Teacher Barbara Thornton has been teaching at the Mill since the day it opened. Having taught a wide variety of subjects and touching a lot of students hearts, Thornton appreciates the memories she’s made and looks forward to spending more time with her family in retirement.

After 36 years of teaching, Barbara Thornton will retire at the end of this school year. She has been at Starr’s Mill since the day it opened in 1997.

I admire that many [students with disabilities] don’t give up, and they work hard to overcome these struggles.  Most of them are very appreciative of the help they receive from their teachers and their peers.”

— retiring teacher Barbara Thornton

Thornton has a degree in special education and has collaborated in numerous classes and subjects, including Algebra I, Algebra II, Geometry, Economics, Physical Science, and additionally in other resource math classes. Before working here, Thornton taught at Havelock High School in North Carolina, and then was a teacher at McIntosh.

“I love the students,” Thornton said. “I love the teachers that I teach with.”

Thornton’s love for teaching began with her love of interacting with children. She started out working with kids in her church while she was in high school. She later worked at an Elaine Clark Center where she focused on dealing with students with special needs. Ever since then, Thornton has had a passion for assisting not only students but those with special needs.

Students with special needs have a lot to overcome academically, socially, etc,” Thornton said. “I admire that many of them don’t give up, and they work hard to overcome these struggles.  Most of them are very appreciative of the help they receive from their teachers and their peers.”

Even though she has a love for teaching, Thornton says that she is ready to retire after her 36-year career. She looks most forward to getting to spend more time with her grandchildren, but also admits that with all the free time she’ll have, she’ll probably pick up a part-time job.

“Another memory that will forever be ingrained in my mind was the year SMHS went to the playoffs and we played in the Dome,” Thornton said, as she recalled several memories from her career. “We had a door decorating contest.
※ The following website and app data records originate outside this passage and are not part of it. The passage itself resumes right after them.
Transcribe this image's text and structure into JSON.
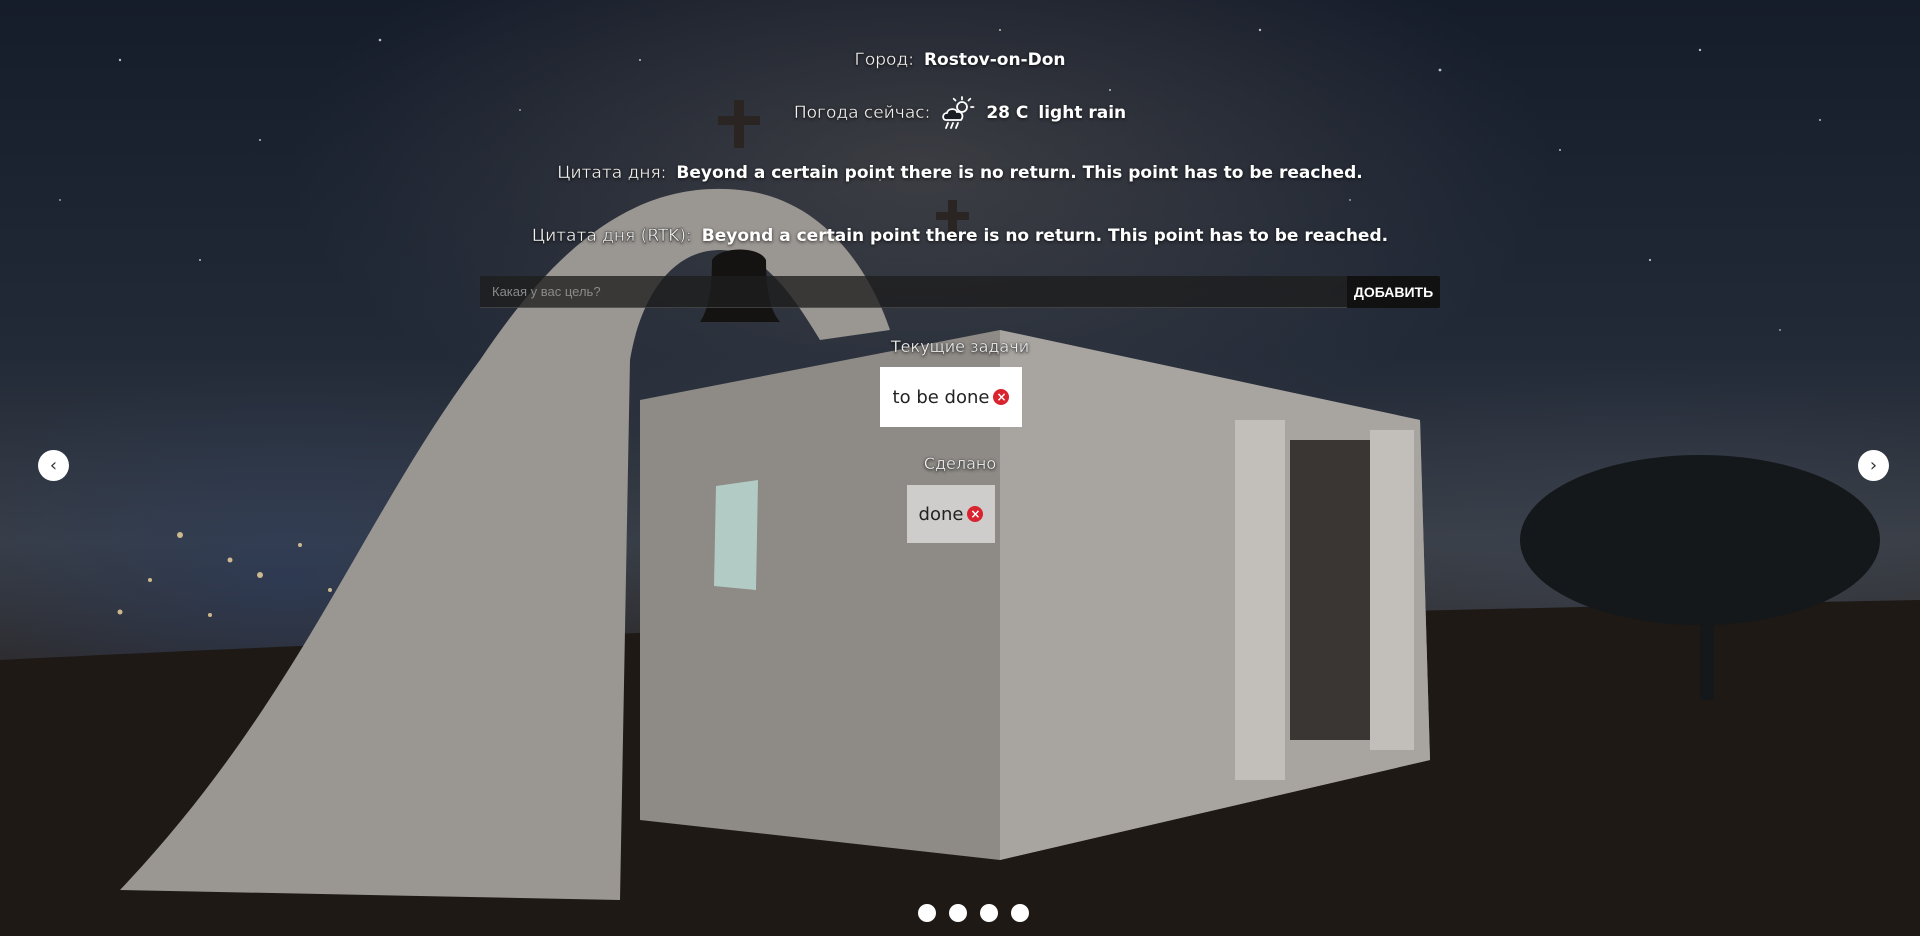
{
  "weather": {
    "city_label": "Город:",
    "city_value": "Rostov-on-Don",
    "now_label": "Погода сейчас:",
    "icon": "rain-cloud-icon",
    "temperature": "28 C",
    "description": "light rain"
  },
  "quotes": {
    "day_label": "Цитата дня:",
    "day_text": "Beyond a certain point there is no return. This point has to be reached.",
    "rtk_label": "Цитата дня (RTK):",
    "rtk_text": "Beyond a certain point there is no return. This point has to be reached."
  },
  "goal_form": {
    "placeholder": "Какая у вас цель?",
    "value": "",
    "add_label": "ДОБАВИТЬ"
  },
  "tasks": {
    "current_title": "Текущие задачи",
    "current_items": [
      "to be done"
    ],
    "done_title": "Сделано",
    "done_items": [
      "done"
    ],
    "delete_glyph": "×"
  },
  "navigation": {
    "prev_glyph": "‹",
    "next_glyph": "›",
    "slide_count": 4
  },
  "colors": {
    "delete_red": "#d9232f",
    "button_black": "#111111"
  }
}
I was teaching with Mrs. Salter, who we all miss dearly, in a math class. Our two classes decided to decorate her door. The students really got into this. We won the decorating contest. Super special, as many know Mrs. Salter passed away from cancer several years ago. I will forever remember her, the classes we taught together, and the special times we had while decorating.”

Aside from teaching, Thornton loves to read, crochet, and do projects around the house. Thornton also hopes to one day visit Germany since some of her heritage originates from there. Another “bucket-list” activity includes going on a big, family cruise with her children and grandchildren.
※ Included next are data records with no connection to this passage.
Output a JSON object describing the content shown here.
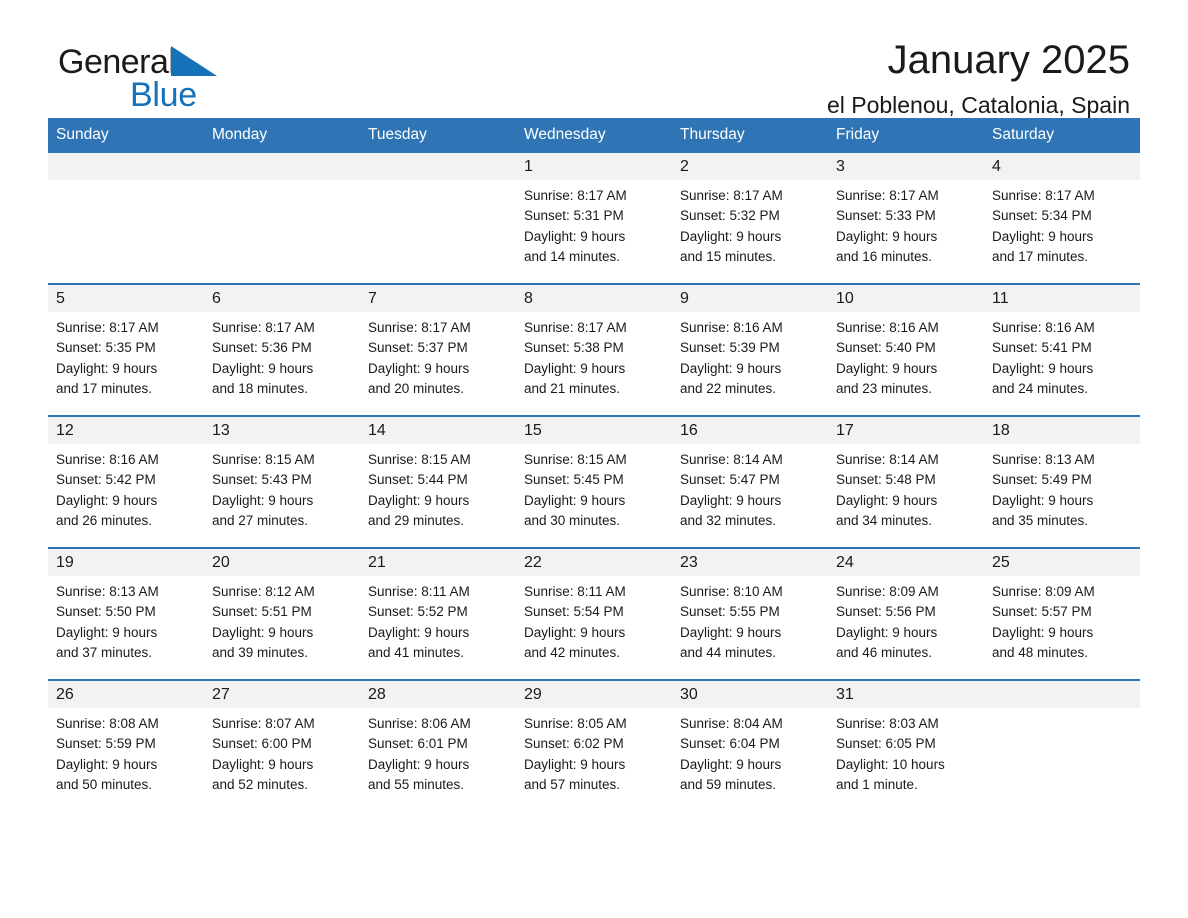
{
  "brand": {
    "name_top": "General",
    "name_bottom": "Blue",
    "logo_icon": "triangle-icon",
    "accent_color": "#1672b8"
  },
  "header": {
    "month_title": "January 2025",
    "location": "el Poblenou, Catalonia, Spain"
  },
  "theme": {
    "header_blue": "#2f75b5",
    "row_band_gray": "#f2f2f2",
    "text_black": "#1a1a1a"
  },
  "calendar": {
    "weekday_headers": [
      "Sunday",
      "Monday",
      "Tuesday",
      "Wednesday",
      "Thursday",
      "Friday",
      "Saturday"
    ],
    "weeks": [
      [
        {
          "day": "",
          "blank": true,
          "lines": []
        },
        {
          "day": "",
          "blank": true,
          "lines": []
        },
        {
          "day": "",
          "blank": true,
          "lines": []
        },
        {
          "day": "1",
          "lines": [
            "Sunrise: 8:17 AM",
            "Sunset: 5:31 PM",
            "Daylight: 9 hours",
            "and 14 minutes."
          ]
        },
        {
          "day": "2",
          "lines": [
            "Sunrise: 8:17 AM",
            "Sunset: 5:32 PM",
            "Daylight: 9 hours",
            "and 15 minutes."
          ]
        },
        {
          "day": "3",
          "lines": [
            "Sunrise: 8:17 AM",
            "Sunset: 5:33 PM",
            "Daylight: 9 hours",
            "and 16 minutes."
          ]
        },
        {
          "day": "4",
          "lines": [
            "Sunrise: 8:17 AM",
            "Sunset: 5:34 PM",
            "Daylight: 9 hours",
            "and 17 minutes."
          ]
        }
      ],
      [
        {
          "day": "5",
          "lines": [
            "Sunrise: 8:17 AM",
            "Sunset: 5:35 PM",
            "Daylight: 9 hours",
            "and 17 minutes."
          ]
        },
        {
          "day": "6",
          "lines": [
            "Sunrise: 8:17 AM",
            "Sunset: 5:36 PM",
            "Daylight: 9 hours",
            "and 18 minutes."
          ]
        },
        {
          "day": "7",
          "lines": [
            "Sunrise: 8:17 AM",
            "Sunset: 5:37 PM",
            "Daylight: 9 hours",
            "and 20 minutes."
          ]
        },
        {
          "day": "8",
          "lines": [
            "Sunrise: 8:17 AM",
            "Sunset: 5:38 PM",
            "Daylight: 9 hours",
            "and 21 minutes."
          ]
        },
        {
          "day": "9",
          "lines": [
            "Sunrise: 8:16 AM",
            "Sunset: 5:39 PM",
            "Daylight: 9 hours",
            "and 22 minutes."
          ]
        },
        {
          "day": "10",
          "lines": [
            "Sunrise: 8:16 AM",
            "Sunset: 5:40 PM",
            "Daylight: 9 hours",
            "and 23 minutes."
          ]
        },
        {
          "day": "11",
          "lines": [
            "Sunrise: 8:16 AM",
            "Sunset: 5:41 PM",
            "Daylight: 9 hours",
            "and 24 minutes."
          ]
        }
      ],
      [
        {
          "day": "12",
          "lines": [
            "Sunrise: 8:16 AM",
            "Sunset: 5:42 PM",
            "Daylight: 9 hours",
            "and 26 minutes."
          ]
        },
        {
          "day": "13",
          "lines": [
            "Sunrise: 8:15 AM",
            "Sunset: 5:43 PM",
            "Daylight: 9 hours",
            "and 27 minutes."
          ]
        },
        {
          "day": "14",
          "lines": [
            "Sunrise: 8:15 AM",
            "Sunset: 5:44 PM",
            "Daylight: 9 hours",
            "and 29 minutes."
          ]
        },
        {
          "day": "15",
          "lines": [
            "Sunrise: 8:15 AM",
            "Sunset: 5:45 PM",
            "Daylight: 9 hours",
            "and 30 minutes."
          ]
        },
        {
          "day": "16",
          "lines": [
            "Sunrise: 8:14 AM",
            "Sunset: 5:47 PM",
            "Daylight: 9 hours",
            "and 32 minutes."
          ]
        },
        {
          "day": "17",
          "lines": [
            "Sunrise: 8:14 AM",
            "Sunset: 5:48 PM",
            "Daylight: 9 hours",
            "and 34 minutes."
          ]
        },
        {
          "day": "18",
          "lines": [
            "Sunrise: 8:13 AM",
            "Sunset: 5:49 PM",
            "Daylight: 9 hours",
            "and 35 minutes."
          ]
        }
      ],
      [
        {
          "day": "19",
          "lines": [
            "Sunrise: 8:13 AM",
            "Sunset: 5:50 PM",
            "Daylight: 9 hours",
            "and 37 minutes."
          ]
        },
        {
          "day": "20",
          "lines": [
            "Sunrise: 8:12 AM",
            "Sunset: 5:51 PM",
            "Daylight: 9 hours",
            "and 39 minutes."
          ]
        },
        {
          "day": "21",
          "lines": [
            "Sunrise: 8:11 AM",
            "Sunset: 5:52 PM",
            "Daylight: 9 hours",
            "and 41 minutes."
          ]
        },
        {
          "day": "22",
          "lines": [
            "Sunrise: 8:11 AM",
            "Sunset: 5:54 PM",
            "Daylight: 9 hours",
            "and 42 minutes."
          ]
        },
        {
          "day": "23",
          "lines": [
            "Sunrise: 8:10 AM",
            "Sunset: 5:55 PM",
            "Daylight: 9 hours",
            "and 44 minutes."
          ]
        },
        {
          "day": "24",
          "lines": [
            "Sunrise: 8:09 AM",
            "Sunset: 5:56 PM",
            "Daylight: 9 hours",
            "and 46 minutes."
          ]
        },
        {
          "day": "25",
          "lines": [
            "Sunrise: 8:09 AM",
            "Sunset: 5:57 PM",
            "Daylight: 9 hours",
            "and 48 minutes."
          ]
        }
      ],
      [
        {
          "day": "26",
          "lines": [
            "Sunrise: 8:08 AM",
            "Sunset: 5:59 PM",
            "Daylight: 9 hours",
            "and 50 minutes."
          ]
        },
        {
          "day": "27",
          "lines": [
            "Sunrise: 8:07 AM",
            "Sunset: 6:00 PM",
            "Daylight: 9 hours",
            "and 52 minutes."
          ]
        },
        {
          "day": "28",
          "lines": [
            "Sunrise: 8:06 AM",
            "Sunset: 6:01 PM",
            "Daylight: 9 hours",
            "and 55 minutes."
          ]
        },
        {
          "day": "29",
          "lines": [
            "Sunrise: 8:05 AM",
            "Sunset: 6:02 PM",
            "Daylight: 9 hours",
            "and 57 minutes."
          ]
        },
        {
          "day": "30",
          "lines": [
            "Sunrise: 8:04 AM",
            "Sunset: 6:04 PM",
            "Daylight: 9 hours",
            "and 59 minutes."
          ]
        },
        {
          "day": "31",
          "lines": [
            "Sunrise: 8:03 AM",
            "Sunset: 6:05 PM",
            "Daylight: 10 hours",
            "and 1 minute."
          ]
        },
        {
          "day": "",
          "blank": true,
          "lines": []
        }
      ]
    ]
  }
}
My friends here at SMHS are true friends. I will miss each and every one of them.”

— retiree Barbara Thornton

“I will miss my Starr’s Mill family and the students but will treasure the memories made here,” Thornton said. “My Starr’s Mill family really pulled together to help last year while I went through medical issues. They were there with dinners, visits to my home, and even just phone calls to check on how was doing. My friends here at SMHS are true friends. I will miss each and every one of them.”

Thornton’s children, nieces, and nephews all came through Starr’s Mill, so this school holds a special place in her heart. These students, however, are not the only ones she’s close with. Thornton has been invited to the weddings and college graduations of several students that she has previously taught.

“Being invited to past students’ college graduations and their weddings are very special as it has made me feel as though I left a positive impression on those students,” Thornton said. “We teachers invest a lot in our students and for them to include us in some of their ‘special’ events after high school is truly special.”

It is clear that Thornton has made an impact on students even after they have left school, a legacy she’ll leave behind as she prepares to say goodbye.